(Page and application data records)
--------------------------------

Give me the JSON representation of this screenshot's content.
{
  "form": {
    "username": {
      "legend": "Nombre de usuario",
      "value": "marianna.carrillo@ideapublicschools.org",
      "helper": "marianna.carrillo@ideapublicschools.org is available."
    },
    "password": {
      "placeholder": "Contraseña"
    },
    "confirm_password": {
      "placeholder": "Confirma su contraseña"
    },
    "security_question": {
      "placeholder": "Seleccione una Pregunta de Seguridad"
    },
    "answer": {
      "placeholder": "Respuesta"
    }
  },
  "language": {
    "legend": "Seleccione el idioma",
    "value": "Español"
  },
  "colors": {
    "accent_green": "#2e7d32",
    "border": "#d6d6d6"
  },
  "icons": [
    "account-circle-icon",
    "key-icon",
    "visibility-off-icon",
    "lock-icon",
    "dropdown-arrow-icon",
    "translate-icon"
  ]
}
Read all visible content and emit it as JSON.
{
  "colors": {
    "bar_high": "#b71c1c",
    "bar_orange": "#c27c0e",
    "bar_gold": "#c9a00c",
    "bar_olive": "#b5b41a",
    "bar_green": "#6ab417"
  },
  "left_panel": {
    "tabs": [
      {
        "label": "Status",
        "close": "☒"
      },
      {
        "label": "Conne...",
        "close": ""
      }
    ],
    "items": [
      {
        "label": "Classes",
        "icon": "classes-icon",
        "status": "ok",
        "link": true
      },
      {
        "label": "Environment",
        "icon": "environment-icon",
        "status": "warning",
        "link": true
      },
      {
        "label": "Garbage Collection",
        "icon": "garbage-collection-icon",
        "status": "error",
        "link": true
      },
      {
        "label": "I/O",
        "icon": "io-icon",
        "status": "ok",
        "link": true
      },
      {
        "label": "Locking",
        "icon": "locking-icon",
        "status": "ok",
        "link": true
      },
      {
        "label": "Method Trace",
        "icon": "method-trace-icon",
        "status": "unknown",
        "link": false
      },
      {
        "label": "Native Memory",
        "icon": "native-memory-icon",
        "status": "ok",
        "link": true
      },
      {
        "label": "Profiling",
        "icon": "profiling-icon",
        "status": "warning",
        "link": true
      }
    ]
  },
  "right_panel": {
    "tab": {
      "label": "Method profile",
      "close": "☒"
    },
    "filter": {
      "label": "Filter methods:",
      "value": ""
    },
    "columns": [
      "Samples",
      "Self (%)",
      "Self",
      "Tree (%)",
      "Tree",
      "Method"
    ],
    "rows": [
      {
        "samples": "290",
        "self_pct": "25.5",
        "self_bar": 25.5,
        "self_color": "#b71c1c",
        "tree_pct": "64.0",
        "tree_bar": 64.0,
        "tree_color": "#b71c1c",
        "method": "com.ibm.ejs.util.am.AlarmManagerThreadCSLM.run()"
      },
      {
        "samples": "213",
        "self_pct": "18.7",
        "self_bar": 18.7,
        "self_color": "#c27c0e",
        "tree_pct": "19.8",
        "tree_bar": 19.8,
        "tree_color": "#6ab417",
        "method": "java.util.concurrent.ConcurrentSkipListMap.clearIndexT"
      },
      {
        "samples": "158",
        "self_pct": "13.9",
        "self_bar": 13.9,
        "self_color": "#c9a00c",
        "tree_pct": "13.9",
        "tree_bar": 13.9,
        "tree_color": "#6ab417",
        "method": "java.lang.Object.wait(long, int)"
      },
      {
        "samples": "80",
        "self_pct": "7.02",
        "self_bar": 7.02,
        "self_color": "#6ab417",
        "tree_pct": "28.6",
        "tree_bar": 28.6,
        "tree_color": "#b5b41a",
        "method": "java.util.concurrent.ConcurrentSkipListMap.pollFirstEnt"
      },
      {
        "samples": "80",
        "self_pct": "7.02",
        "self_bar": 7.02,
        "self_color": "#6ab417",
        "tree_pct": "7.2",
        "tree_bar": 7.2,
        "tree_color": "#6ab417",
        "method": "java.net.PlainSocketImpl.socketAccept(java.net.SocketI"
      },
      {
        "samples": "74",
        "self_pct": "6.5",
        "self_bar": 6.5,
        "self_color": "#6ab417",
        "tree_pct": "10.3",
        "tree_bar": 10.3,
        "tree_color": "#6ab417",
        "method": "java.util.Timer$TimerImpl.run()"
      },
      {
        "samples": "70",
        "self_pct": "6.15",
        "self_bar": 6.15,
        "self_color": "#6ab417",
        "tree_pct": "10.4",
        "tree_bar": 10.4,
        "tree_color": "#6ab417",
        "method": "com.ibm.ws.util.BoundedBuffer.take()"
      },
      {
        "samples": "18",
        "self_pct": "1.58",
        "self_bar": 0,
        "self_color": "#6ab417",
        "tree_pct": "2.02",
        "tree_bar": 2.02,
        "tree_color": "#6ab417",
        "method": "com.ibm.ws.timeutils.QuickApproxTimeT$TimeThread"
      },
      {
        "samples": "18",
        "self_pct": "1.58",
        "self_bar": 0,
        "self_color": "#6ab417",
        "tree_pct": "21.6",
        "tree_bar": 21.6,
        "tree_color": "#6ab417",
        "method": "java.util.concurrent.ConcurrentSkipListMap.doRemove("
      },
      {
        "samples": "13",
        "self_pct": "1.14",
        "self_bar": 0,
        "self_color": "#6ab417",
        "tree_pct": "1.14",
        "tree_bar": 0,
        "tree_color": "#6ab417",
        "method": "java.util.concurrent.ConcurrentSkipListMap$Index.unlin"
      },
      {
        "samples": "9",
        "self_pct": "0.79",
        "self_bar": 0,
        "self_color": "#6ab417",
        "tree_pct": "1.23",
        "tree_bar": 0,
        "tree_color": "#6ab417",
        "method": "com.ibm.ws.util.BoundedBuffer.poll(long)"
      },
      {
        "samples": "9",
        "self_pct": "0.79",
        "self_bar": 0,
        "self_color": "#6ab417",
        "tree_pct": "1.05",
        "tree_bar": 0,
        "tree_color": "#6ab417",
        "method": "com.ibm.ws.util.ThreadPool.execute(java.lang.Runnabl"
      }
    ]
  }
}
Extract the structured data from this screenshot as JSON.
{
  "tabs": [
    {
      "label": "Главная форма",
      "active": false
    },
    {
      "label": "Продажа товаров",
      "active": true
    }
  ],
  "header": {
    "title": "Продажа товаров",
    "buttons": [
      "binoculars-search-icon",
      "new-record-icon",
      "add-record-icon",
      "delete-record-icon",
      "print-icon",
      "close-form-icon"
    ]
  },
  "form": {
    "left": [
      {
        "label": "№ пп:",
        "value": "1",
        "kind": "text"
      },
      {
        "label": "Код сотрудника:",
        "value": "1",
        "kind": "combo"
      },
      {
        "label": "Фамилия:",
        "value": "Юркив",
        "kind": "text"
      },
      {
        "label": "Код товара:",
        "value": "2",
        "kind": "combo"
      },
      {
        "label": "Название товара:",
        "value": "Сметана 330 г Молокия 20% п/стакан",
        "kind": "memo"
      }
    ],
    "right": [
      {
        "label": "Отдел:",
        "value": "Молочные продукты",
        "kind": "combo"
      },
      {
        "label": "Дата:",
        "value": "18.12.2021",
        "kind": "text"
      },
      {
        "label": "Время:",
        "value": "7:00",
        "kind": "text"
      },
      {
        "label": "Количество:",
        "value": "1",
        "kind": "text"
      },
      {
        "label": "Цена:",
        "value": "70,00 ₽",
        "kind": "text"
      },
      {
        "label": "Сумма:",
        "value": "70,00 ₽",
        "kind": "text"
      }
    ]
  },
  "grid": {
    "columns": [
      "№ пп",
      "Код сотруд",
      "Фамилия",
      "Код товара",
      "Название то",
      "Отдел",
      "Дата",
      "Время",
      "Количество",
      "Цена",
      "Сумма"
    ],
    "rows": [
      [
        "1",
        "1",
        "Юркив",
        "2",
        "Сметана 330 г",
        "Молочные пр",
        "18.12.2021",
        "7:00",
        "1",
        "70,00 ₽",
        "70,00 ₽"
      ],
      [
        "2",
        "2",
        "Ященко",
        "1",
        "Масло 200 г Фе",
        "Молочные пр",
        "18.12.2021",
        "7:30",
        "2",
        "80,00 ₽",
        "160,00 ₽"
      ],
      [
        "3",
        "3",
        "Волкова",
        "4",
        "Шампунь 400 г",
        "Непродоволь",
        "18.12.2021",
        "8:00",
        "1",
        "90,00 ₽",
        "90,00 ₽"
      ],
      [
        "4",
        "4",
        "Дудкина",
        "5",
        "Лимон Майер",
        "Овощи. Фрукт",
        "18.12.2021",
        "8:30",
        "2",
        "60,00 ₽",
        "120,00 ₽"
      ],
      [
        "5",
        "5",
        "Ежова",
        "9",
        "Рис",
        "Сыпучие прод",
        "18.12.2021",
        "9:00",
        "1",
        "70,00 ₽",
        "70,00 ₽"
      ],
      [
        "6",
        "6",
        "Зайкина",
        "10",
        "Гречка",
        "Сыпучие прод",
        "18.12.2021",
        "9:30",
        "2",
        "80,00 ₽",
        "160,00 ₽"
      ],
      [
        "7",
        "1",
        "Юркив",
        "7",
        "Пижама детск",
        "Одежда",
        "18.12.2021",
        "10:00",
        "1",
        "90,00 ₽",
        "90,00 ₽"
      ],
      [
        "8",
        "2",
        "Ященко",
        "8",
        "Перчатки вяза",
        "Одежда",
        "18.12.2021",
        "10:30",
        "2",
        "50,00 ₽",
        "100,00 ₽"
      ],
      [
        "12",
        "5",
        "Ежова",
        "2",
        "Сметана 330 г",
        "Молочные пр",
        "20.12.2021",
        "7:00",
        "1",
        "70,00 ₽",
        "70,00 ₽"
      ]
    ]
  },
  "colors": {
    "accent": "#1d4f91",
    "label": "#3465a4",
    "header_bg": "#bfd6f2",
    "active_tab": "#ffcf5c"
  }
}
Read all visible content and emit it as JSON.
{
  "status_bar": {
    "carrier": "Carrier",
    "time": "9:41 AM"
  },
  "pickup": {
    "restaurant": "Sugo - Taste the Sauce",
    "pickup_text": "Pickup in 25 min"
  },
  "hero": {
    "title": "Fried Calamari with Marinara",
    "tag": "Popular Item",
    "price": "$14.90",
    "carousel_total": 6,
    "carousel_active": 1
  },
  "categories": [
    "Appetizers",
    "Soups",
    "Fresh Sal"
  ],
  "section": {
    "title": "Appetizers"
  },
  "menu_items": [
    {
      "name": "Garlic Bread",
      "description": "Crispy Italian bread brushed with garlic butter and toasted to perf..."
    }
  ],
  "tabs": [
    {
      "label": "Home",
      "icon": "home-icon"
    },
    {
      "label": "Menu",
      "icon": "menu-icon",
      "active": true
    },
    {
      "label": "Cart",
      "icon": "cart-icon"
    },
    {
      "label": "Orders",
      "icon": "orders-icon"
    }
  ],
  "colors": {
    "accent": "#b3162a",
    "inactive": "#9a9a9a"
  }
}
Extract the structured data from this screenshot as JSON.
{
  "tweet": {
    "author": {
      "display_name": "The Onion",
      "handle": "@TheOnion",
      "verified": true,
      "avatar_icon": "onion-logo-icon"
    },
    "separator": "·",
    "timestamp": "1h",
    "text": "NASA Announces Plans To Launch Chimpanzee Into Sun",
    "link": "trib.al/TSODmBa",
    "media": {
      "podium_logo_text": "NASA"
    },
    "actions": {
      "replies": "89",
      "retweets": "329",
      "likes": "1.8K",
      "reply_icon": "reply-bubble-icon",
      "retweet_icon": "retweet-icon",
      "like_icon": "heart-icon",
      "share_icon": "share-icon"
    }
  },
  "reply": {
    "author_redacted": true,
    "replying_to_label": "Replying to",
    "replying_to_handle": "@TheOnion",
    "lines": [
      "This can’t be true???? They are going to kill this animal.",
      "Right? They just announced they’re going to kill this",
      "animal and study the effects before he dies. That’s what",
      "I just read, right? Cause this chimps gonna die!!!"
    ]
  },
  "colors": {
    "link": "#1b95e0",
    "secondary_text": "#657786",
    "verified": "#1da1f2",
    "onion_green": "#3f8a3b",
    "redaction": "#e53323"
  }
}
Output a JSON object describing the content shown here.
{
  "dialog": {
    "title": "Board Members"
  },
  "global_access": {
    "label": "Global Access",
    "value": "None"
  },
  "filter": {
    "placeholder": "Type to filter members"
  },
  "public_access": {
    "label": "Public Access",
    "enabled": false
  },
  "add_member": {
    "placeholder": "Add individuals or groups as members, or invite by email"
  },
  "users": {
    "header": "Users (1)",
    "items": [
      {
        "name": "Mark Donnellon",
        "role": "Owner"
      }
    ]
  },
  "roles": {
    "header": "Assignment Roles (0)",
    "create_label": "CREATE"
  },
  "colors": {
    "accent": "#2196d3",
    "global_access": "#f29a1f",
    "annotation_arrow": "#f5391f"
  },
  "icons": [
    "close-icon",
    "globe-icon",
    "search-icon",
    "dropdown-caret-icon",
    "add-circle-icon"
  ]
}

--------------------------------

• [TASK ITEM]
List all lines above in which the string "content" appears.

• [EXERCISE ANSWER]
Give me the JSON representation of this screenshot's content.
Read all visible content and emit it as JSON.
Read all visible content and emit it as JSON.
Output a JSON object describing the content shown here.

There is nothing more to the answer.